After an initial rejection, Mr. Kick said, he appealed on several grounds “and to my amazement the ruling was reversed.” The request was granted by the Air Mobility Command, and the pictures of coffins on planes and at funeral services for slain servicemen were made available to him.
The Pentagon said the pictures had been taken for historical purposes. Lt. Col. Jennifer Cassidy, an Air Force spokeswoman, said at a briefing yesterday that the release had violated the Pentagon’s rules and that no further copies of the pictures would be distributed.
But news organizations widely took the pictures from the Web site last night, as they became one of the biggest news developments of the day. Two networks, ABC and NBC, made the availability of the pictures, along with the firing of Ms. Silicio, the lead item on their newscasts. Numerous newspapers said they planned to use one or more of the photographs on their front pages today, as The Times did.

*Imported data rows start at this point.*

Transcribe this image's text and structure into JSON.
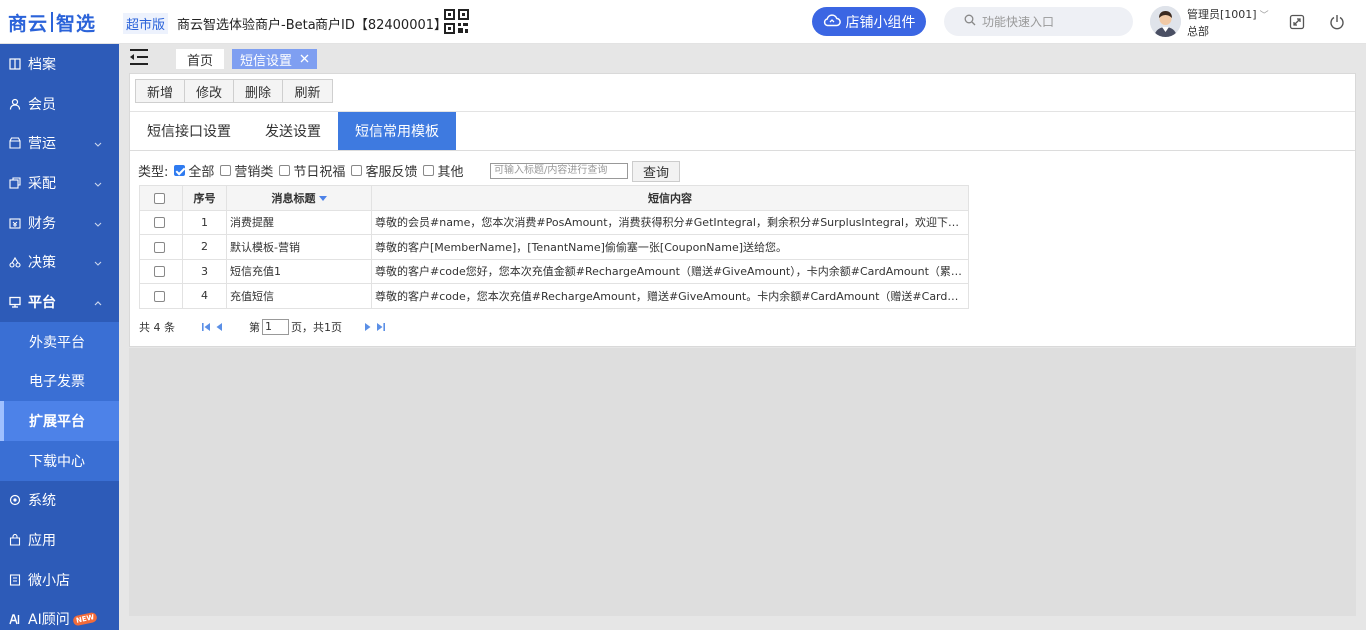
{
  "header": {
    "logo_left": "商云",
    "logo_right": "智选",
    "edition": "超市版",
    "merchant_name": "商云智选体验商户-Beta",
    "merchant_id": "商户ID【82400001】",
    "widget_button": "店铺小组件",
    "search_placeholder": "功能快速入口",
    "user_name": "管理员[1001]",
    "user_dept": "总部"
  },
  "sidebar": {
    "items": [
      {
        "label": "档案"
      },
      {
        "label": "会员"
      },
      {
        "label": "营运"
      },
      {
        "label": "采配"
      },
      {
        "label": "财务"
      },
      {
        "label": "决策"
      },
      {
        "label": "平台"
      },
      {
        "label": "系统"
      },
      {
        "label": "应用"
      },
      {
        "label": "微小店"
      },
      {
        "label": "AI顾问"
      }
    ],
    "sub_items": [
      {
        "label": "外卖平台"
      },
      {
        "label": "电子发票"
      },
      {
        "label": "扩展平台"
      },
      {
        "label": "下载中心"
      }
    ],
    "new_badge": "NEW"
  },
  "tabstrip": {
    "home": "首页",
    "current": "短信设置"
  },
  "toolbar": {
    "add": "新增",
    "edit": "修改",
    "delete": "删除",
    "refresh": "刷新"
  },
  "tabs": {
    "interface": "短信接口设置",
    "send": "发送设置",
    "templates": "短信常用模板"
  },
  "filter": {
    "type_label": "类型:",
    "options": [
      "全部",
      "营销类",
      "节日祝福",
      "客服反馈",
      "其他"
    ],
    "query_placeholder": "可输入标题/内容进行查询",
    "query_button": "查询"
  },
  "table": {
    "headers": [
      "序号",
      "消息标题",
      "短信内容"
    ],
    "rows": [
      {
        "no": "1",
        "title": "消费提醒",
        "content": "尊敬的会员#name，您本次消费#PosAmount，消费获得积分#GetIntegral，剩余积分#SurplusIntegral，欢迎下次光临！"
      },
      {
        "no": "2",
        "title": "默认模板-营销",
        "content": "尊敬的客户[MemberName]，[TenantName]偷偷塞一张[CouponName]送给您。"
      },
      {
        "no": "3",
        "title": "短信充值1",
        "content": "尊敬的客户#code您好，您本次充值金额#RechargeAmount（赠送#GiveAmount），卡内余额#CardAmount（累计赠..."
      },
      {
        "no": "4",
        "title": "充值短信",
        "content": "尊敬的客户#code，您本次充值#RechargeAmount，赠送#GiveAmount。卡内余额#CardAmount（赠送#CardGiveAm..."
      }
    ]
  },
  "pager": {
    "total": "共 4 条",
    "page_prefix": "第",
    "page_value": "1",
    "page_suffix": "页，共1页"
  },
  "colors": {
    "brand": "#2b63d9",
    "sidebar": "#2d5bb8",
    "active_tab": "#3e7ae0"
  }
}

Among the national television news organizations, only the Fox News Channel had no plans to use any of the photos or explore the issue of why they had been barred from use in the news media, a channel spokesman said.
Steve Capus, the executive producer of “NBC Nightly News,” said he had already considered the firing of Ms. Silicio a major news development and had sent a correspondent to Seattle on Wednesday night. Then the new pictures turned up on Mr. Kick’s Web site. He called the pictures “not in the least gory” but “poignant and responsible” and argued that using them was “a proper part of the national dialogue.” “It would seem that the only reason somebody would come out against the use of these pictures is that they are worried about the political fallout,” Mr. Capus said.
Jim Murphy, the executive producer of the “CBS Evening News,” said: “I don’t necessarily blame the military for trying to manage information in an information age. I just think when you are overzealous in trying to manage it, it serves no good to themselves or to the public.”
Jim Rutenberg in Washington and Mindy Sink in Denver contributed reporting for this article.